It just has trouble explaining so much other stuff, that's all. The film starts with an Engineer, seemingly sacrificing himself to seed life on Earth. Later, the Space Jockey seems angered by our presence. Neither of which seems the reactions of white coated guys, wondering how the mice got out of their cage, hoping clearing this up doesn't delay lunch. More like a Dad whose found out the teens borrowed the car without asking, then crashed it into the cop shop.
(The Space Jesus theory does, however, have the advantage of explaining why the film is so elliptical and incomplete. Obviously the core of it has been cut out to avoid controversy, and allow the film to play in mid America!)
Moreover, both these explanations rely not on extrapolation rather than imagination. There is more making up of stuff than there is watching the film. Take that black goo, where's that at? First it creates human life, then later it mutates it into something else? Begetter or killer, where is it at? Cavalorn has an answer, it's judgement goo:
“the black slime... evidently models its behaviour on the user's mental state. Create unselfishly, accepting self-destruction as the cost, and the black stuff engenders fertile life. But expose the potent black slimy stuff to the thoughts and emotions of flawed humanity, and 'the sleep of reason produces monsters'... The black slime reacts to the nature and intent of the being that wields it.”
Which is an imaginative and intriguing idea. It's just a shame it wasn't included in the film 'Prometheus'. It might have fitted quite nicely there. As it is, the black goo of the film is just magic pixie dust, obliging the script with whatever is required of it.
What to do when nothing fits?
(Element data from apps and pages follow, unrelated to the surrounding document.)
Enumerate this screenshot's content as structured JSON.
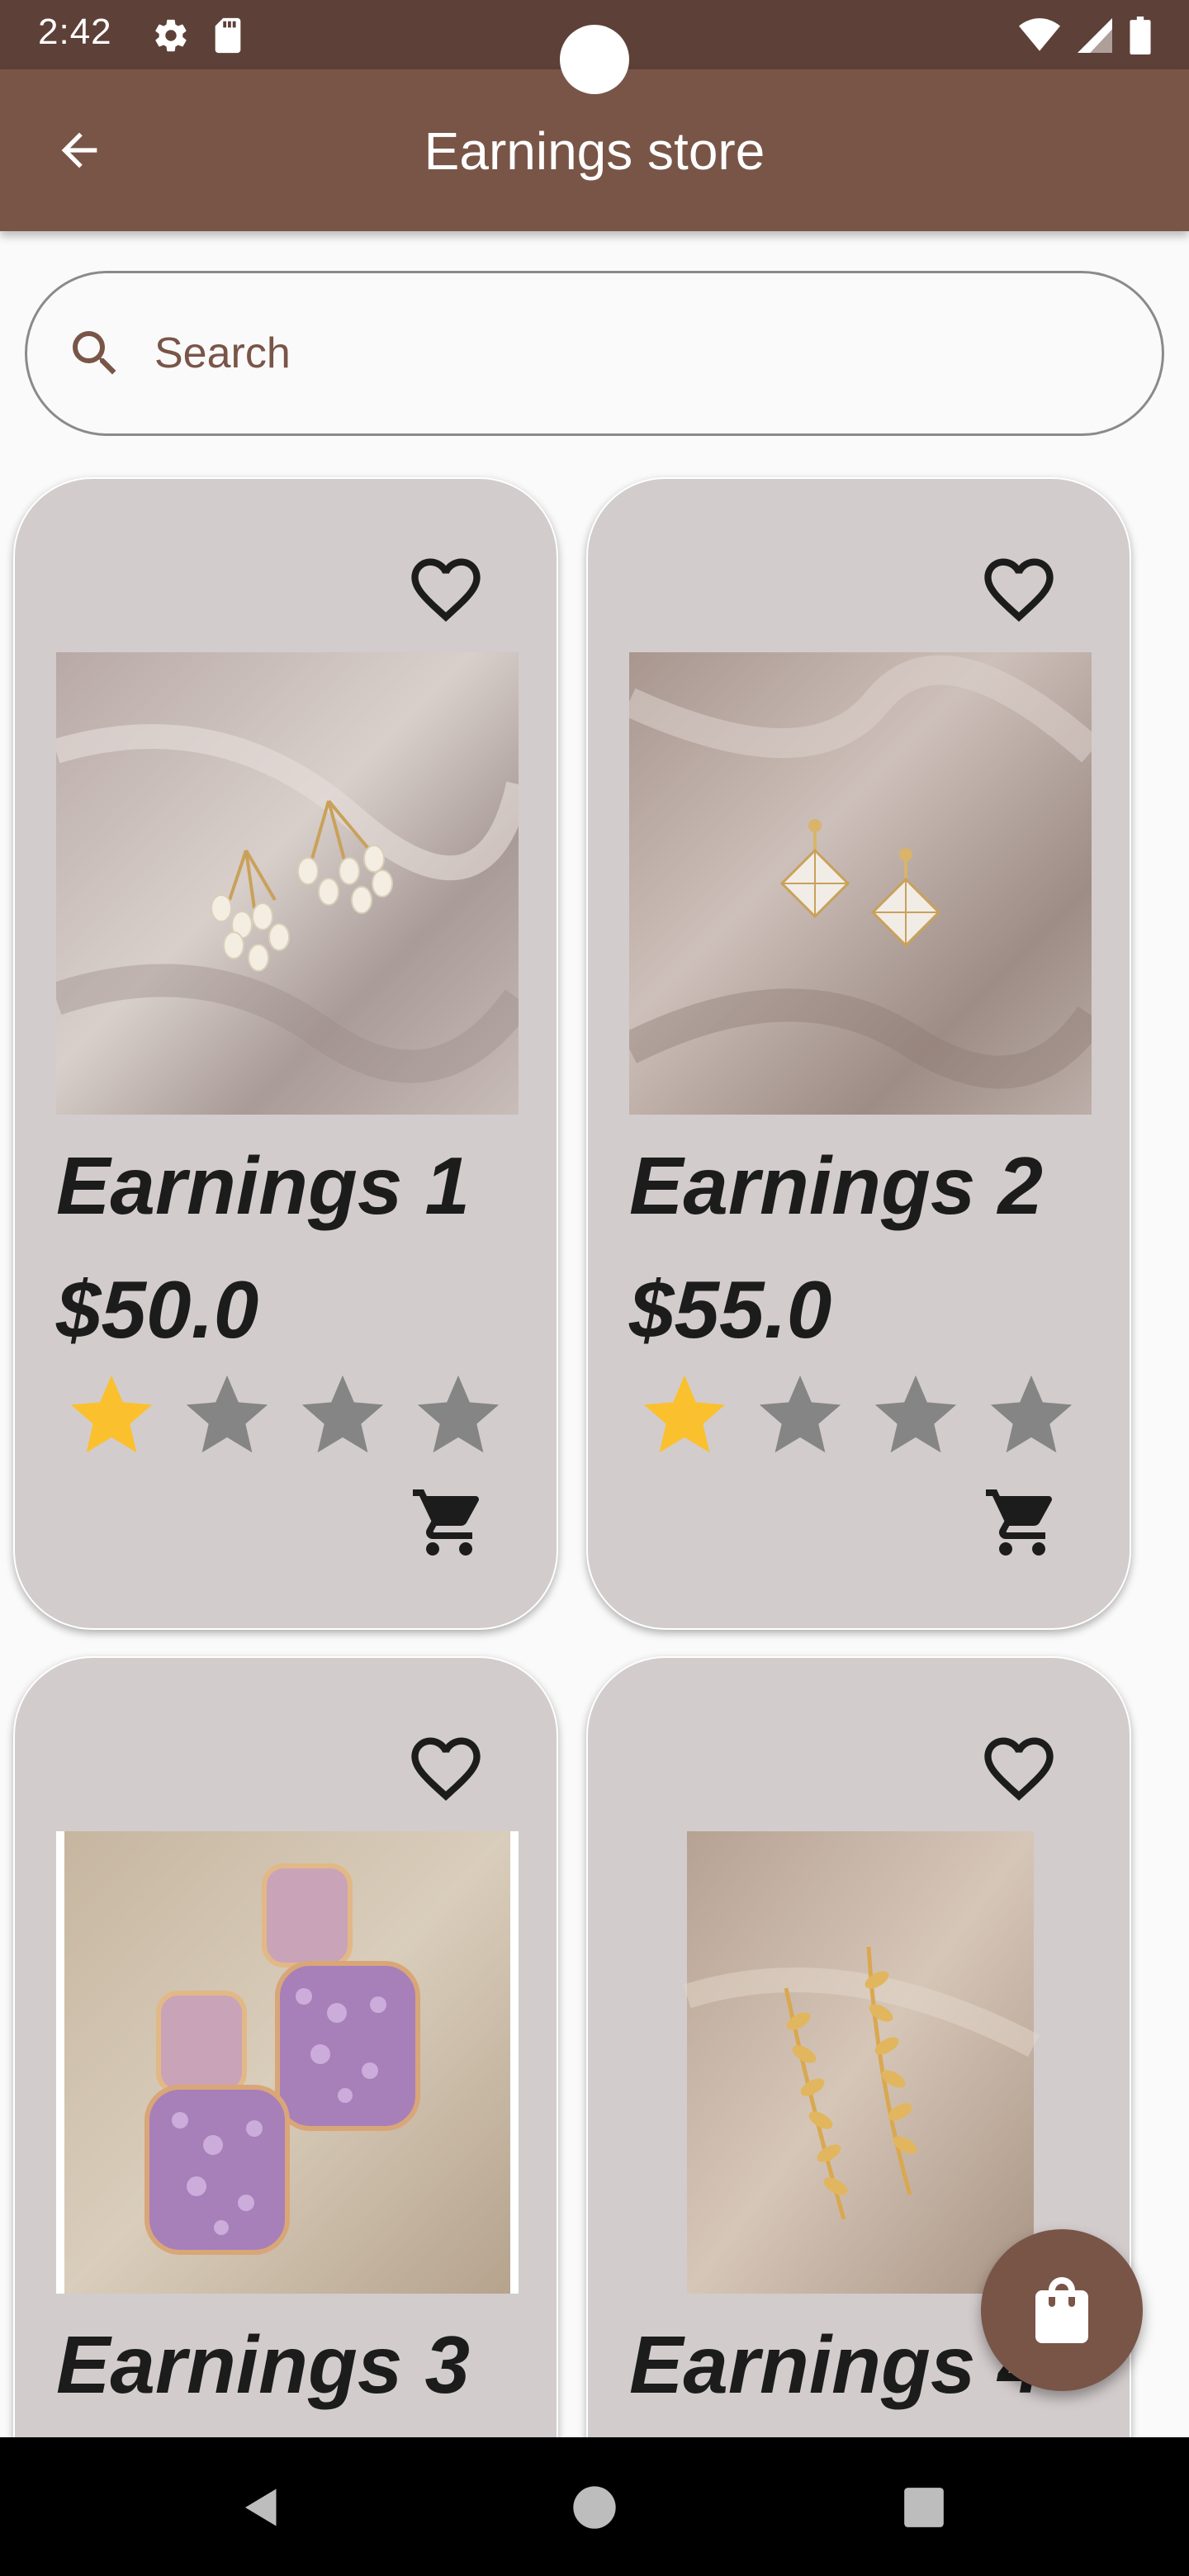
{
  "status_bar": {
    "time": "2:42"
  },
  "app_bar": {
    "title": "Earnings store"
  },
  "search": {
    "placeholder": "Search"
  },
  "colors": {
    "status_bar": "#5d4037",
    "app_bar": "#795548",
    "card_bg": "#d3cccc",
    "star_filled": "#fbc02d",
    "star_empty": "#858585"
  },
  "products": [
    {
      "name": "Earnings 1",
      "price": "$50.0",
      "rating": 1,
      "max_rating": 4,
      "image": "pearl-cluster-earrings"
    },
    {
      "name": "Earnings 2",
      "price": "$55.0",
      "rating": 1,
      "max_rating": 4,
      "image": "crystal-flower-earrings"
    },
    {
      "name": "Earnings 3",
      "image": "purple-square-earrings"
    },
    {
      "name": "Earnings 4",
      "image": "gold-leaf-earrings"
    }
  ]
}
The two most likely answers are i) argue about it over blog posts like this, without getting anywhere, or ii) wait for the sequel. For in the final minutes we're tipped off there may be a sequel which may even explain some of this.
As said previously, what in many ways made 'Alien' such a great film was that it reflected its era. And 'Prometheus' does the same thing, only in a slightly different way.
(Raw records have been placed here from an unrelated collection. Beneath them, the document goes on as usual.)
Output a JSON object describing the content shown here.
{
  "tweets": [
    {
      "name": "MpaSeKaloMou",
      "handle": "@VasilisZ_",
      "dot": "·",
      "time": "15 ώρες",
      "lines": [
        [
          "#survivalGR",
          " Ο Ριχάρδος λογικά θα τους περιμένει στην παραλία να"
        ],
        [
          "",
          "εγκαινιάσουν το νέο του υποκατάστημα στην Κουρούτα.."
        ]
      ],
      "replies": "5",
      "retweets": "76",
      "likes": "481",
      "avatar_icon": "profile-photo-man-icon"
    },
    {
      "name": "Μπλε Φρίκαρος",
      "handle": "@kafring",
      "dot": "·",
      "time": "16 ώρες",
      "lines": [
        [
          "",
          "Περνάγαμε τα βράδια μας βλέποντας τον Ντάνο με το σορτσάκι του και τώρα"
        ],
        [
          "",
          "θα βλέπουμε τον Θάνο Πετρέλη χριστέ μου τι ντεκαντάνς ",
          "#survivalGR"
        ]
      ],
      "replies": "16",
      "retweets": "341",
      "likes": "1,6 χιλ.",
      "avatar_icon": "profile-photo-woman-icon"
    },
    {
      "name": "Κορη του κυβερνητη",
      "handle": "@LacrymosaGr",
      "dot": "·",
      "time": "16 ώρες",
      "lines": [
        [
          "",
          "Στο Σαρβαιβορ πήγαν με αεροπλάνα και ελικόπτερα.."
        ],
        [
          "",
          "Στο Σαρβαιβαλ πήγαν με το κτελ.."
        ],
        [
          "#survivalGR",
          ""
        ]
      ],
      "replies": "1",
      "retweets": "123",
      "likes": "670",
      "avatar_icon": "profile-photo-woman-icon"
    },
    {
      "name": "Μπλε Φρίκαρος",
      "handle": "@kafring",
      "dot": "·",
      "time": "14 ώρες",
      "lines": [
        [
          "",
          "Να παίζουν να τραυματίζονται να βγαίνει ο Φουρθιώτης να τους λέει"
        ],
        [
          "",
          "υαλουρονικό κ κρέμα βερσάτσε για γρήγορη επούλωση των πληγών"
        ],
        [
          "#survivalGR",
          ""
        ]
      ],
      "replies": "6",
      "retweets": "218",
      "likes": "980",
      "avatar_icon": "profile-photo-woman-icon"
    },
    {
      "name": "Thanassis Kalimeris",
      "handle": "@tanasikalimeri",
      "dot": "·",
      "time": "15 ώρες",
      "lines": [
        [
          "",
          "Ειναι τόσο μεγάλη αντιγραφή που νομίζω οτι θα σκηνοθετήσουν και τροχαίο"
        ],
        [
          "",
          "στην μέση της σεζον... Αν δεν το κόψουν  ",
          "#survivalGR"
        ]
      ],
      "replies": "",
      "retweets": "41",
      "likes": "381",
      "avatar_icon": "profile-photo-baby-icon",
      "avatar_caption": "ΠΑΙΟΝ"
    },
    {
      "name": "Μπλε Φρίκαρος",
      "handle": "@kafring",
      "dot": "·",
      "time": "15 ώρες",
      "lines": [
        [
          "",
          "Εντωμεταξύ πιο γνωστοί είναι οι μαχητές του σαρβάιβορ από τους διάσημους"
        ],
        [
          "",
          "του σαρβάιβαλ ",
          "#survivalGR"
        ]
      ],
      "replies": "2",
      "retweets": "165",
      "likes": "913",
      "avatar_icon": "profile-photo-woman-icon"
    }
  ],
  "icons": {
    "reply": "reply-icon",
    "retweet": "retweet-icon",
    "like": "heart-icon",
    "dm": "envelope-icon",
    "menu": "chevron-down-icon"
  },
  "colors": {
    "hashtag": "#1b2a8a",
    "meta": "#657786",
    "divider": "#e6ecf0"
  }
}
Once upon a time films were things that were shown in cinemas, at fixed times advertised in the local press. They were enclosed events. You'd see them, maybe talk about them in the pub afterwards and go home. Seeing a film now is never a done task.
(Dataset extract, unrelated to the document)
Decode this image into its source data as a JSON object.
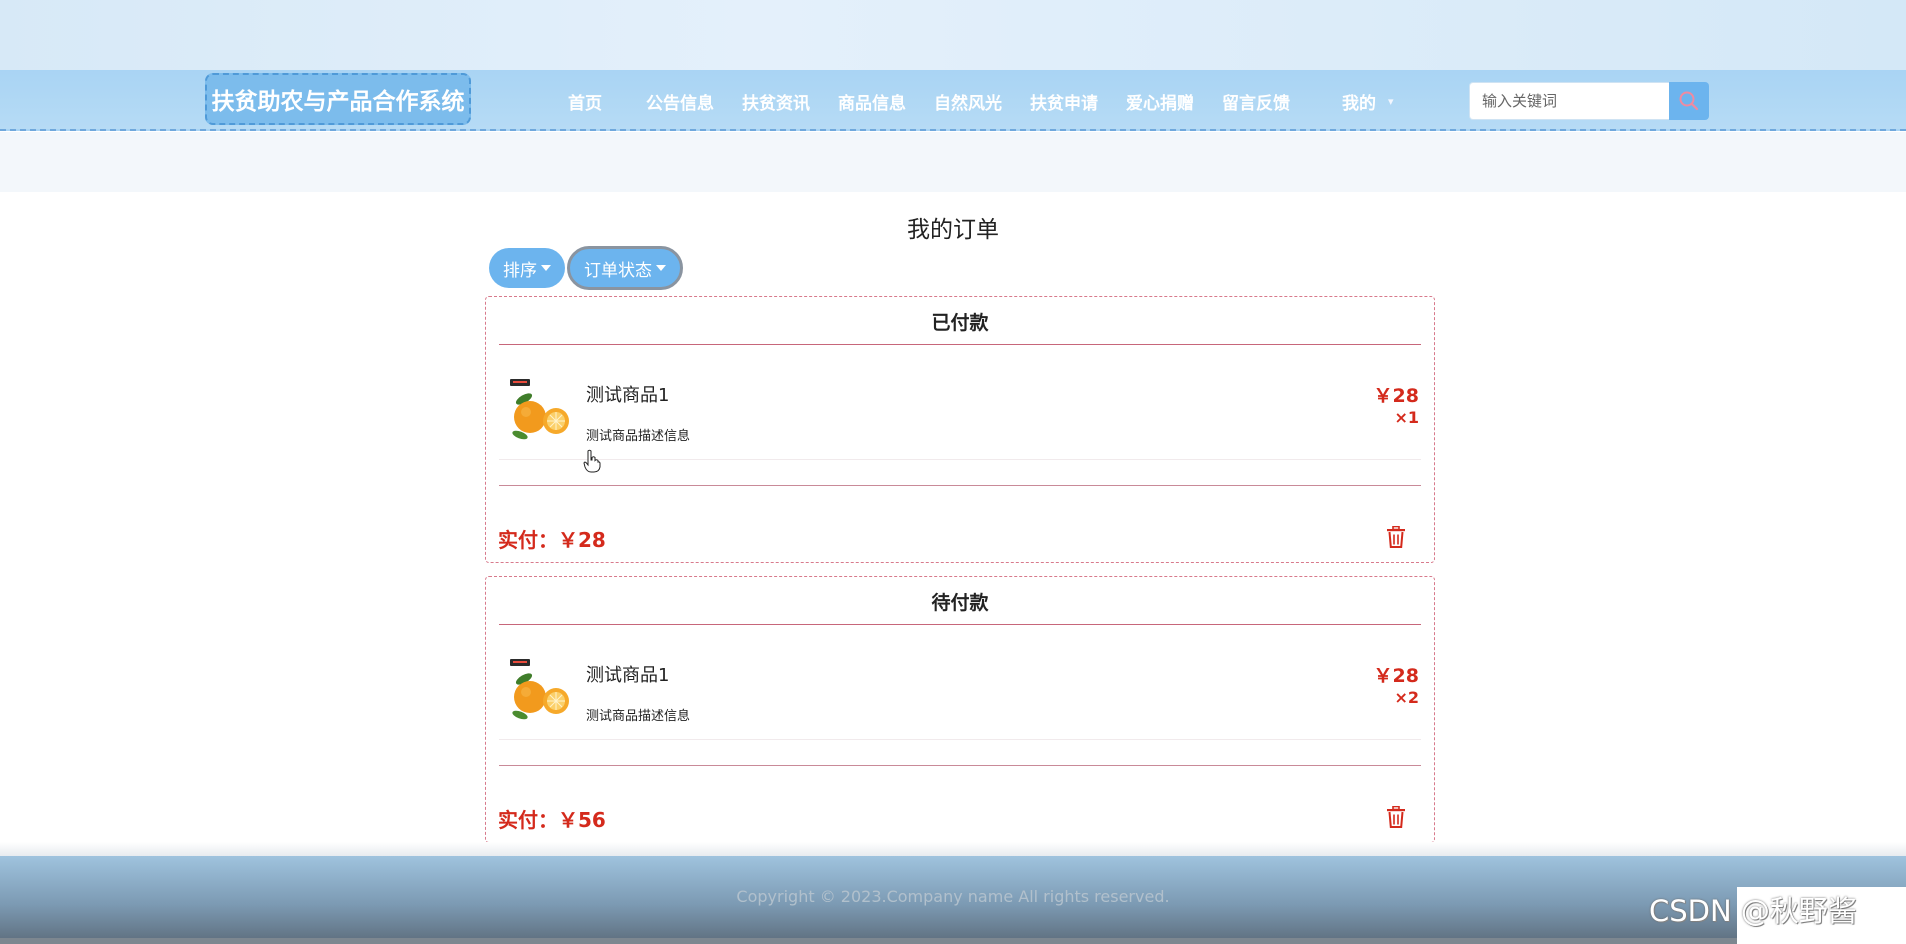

This film, for example, is not an event in itself but one more step in an ongoing marketing campaign. Yes it came after the teasers, the trailers and the viral ads. But it comes before the commentaries, the director's cut, the multi-DVD release and the inevitable sequel. In fact, once we've paid our ticket money what's then shown to us virtually is a teaser for the sequel. Which, if made, will in itself become a teaser for the next sequel, and so on.
In 'Alien' there's an alien on a spaceship. The crew have to get rid of it before it does them in. Which they finally manage, and then the credits roll. In 'Prometheus'... well, what did bloody happen? It's not allusive or creatively ambiguous, it's frustratingly incomplete. And we still don't even know the answer to very question which brought us here, how that Space Jockey, the first one, got there, Maybe they're saving that up for the third instalment.
But then what did you ever expect?
The more you think about this film, the less you find in it. I suspect writing about it here has lowered it in my estimations. You're really just supposed to go “whoo... far out space stuff,” and any other response is a category error. You're better off treating it like a pop star interview in the music press, lots of sharp-sounding stuff thrown out, which is actually just froth and sound-bites. It can't stand up to any examination but, you know, it has great cheekbones.